Thanks for the information, bkling.
Like he said, as a general rule, it is not encouraged. He is correct that there is absolutely no improvement for storing in water. It is always about convenience, not performance. Mark, being a seller, has no reason to tell you to do something which can potentially hurt the stones -- no matter how small the chances may be. He will be reliable if he did.
For example, I as an individual may tell you that it is perfectly to sharpen a Henckels Zwilling knife down to 15 degree each side or lower, but a Henckels customer representative probably will not.
Basically, I agree with Chem. A lot of sellers and manufacturers will caution you not to soak stones just so they don't have to deal with returns - they err on the side of caution. I'd also take JBroida's word on how specific stones deal with longer term soaking. I've heard before that low and medium grit king stones can live underwater. As a general guideline, higher grit stones are more problematic. But it always depends on the stone in question. The only stone I've ever left in water for a few days was a cheap 240/1000 combo stone I got on amazon, and that was fine.
If you do decide you want to leave a stone in water, you can try this: soak it for an hour. If it's fine, soak it next time for a few hours. Still fine - soak it for a day. Still fine - soak for a few days. Still fine - you're probably good to go. One last consideration - I've heard there is some potential for mold or fungus when storing underwater. I've also heard stories of people adding just a few drops of bleach to their water to prevent this. But it's not something I've tried.
I've left a King 6000 for days and while it didn't hurt it, it didn't seem to work as well.
I have some Gesshin stones from Jon and follow his instructions. He tells you which can and cannot be kept in water.
If you have been to Jon's shop or look close in his videos you will see stones in the Cambro container he uses as a stone pond.
Gentlemen, and Ladies:
I have left all my King stones constantly soaking for the last 25 years.
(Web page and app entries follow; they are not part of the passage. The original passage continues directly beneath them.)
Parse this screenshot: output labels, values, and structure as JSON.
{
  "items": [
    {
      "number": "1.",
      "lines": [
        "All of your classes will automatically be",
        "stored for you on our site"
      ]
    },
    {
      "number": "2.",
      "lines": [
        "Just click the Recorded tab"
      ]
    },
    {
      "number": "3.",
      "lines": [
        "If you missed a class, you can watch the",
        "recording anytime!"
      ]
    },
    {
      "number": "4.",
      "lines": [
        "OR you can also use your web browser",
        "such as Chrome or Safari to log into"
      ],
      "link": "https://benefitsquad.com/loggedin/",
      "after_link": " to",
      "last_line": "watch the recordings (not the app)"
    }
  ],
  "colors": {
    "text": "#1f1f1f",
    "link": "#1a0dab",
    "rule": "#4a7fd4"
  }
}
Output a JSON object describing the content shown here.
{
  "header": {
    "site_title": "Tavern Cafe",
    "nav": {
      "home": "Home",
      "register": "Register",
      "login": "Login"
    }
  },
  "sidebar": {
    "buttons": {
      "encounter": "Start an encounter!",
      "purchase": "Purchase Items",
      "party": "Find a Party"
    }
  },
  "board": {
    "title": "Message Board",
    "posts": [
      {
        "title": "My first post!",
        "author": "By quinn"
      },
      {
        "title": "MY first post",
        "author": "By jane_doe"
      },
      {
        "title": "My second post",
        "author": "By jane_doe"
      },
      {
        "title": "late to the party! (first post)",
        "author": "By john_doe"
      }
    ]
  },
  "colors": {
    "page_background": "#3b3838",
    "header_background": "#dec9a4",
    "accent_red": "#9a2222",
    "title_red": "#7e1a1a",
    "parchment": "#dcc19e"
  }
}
The thicker stones (8000, 1200, 800) have survived quite well.
They sit in a water sealed, partitioned box, baltic birch ply (waterproofed with epoxy resin).
The stones are kept there: ---separated---soaked---ready---.
if a lid is used, no need to chlorinate the water. The lid keeps out light, and reduces evaporation.
Long term water immersion is incompatible with the magnesium bond found in some high-end stones. Other stones with a resin bond (like my Kings) are OK.
I also do this with Bester ceramics.
I made a post on a different forum on this a while back... here's a quote...
Resinoid based stones respond to soaking and drying differently from ceramic, clay based, and magnesia based stones. Magnesia based stones, like the chocera, will crack when over-soaked due to magnesia (the binding agent) leaching out in the water. After a while, the stone looses structural stability. Clay based and ceramic stones do not have any cracking problems unless dropped (or sometimes when they are worn thin and you exert too much pressure in an unsupported section). Vitrified stones work in a similar way to the ceramic and clay based stones, but are often less firm and can break more easily when dropped and/or worn too thin. Resinoid based stones respond to soaking differently. The soaking is actually not the issue at all. Soaking helps soften the stone, causing it to release more abrasive more quickly, improving tactile feedback, and helping create more mud. However, repeated soaking and drying, drying too quickly, or changes in humidity based on environment cause the stone to dry out unevenly. Because resinoid based stones are not as porous, air can not penetrate as quickly, nor can water escape in the same way. As water leaves the outer portion of the stone, the loss of mass causes the outside of the stone to shrink faster than the inside of the stone, which is the main cause of cracking with stones like this. Therefore, when it comes to resinoid based stones, you need to pick one of the following ways of dealing with them:
-use as a splash and go stone
-soak and dry, but dry very carefully and slowly, while paying attention to general humidity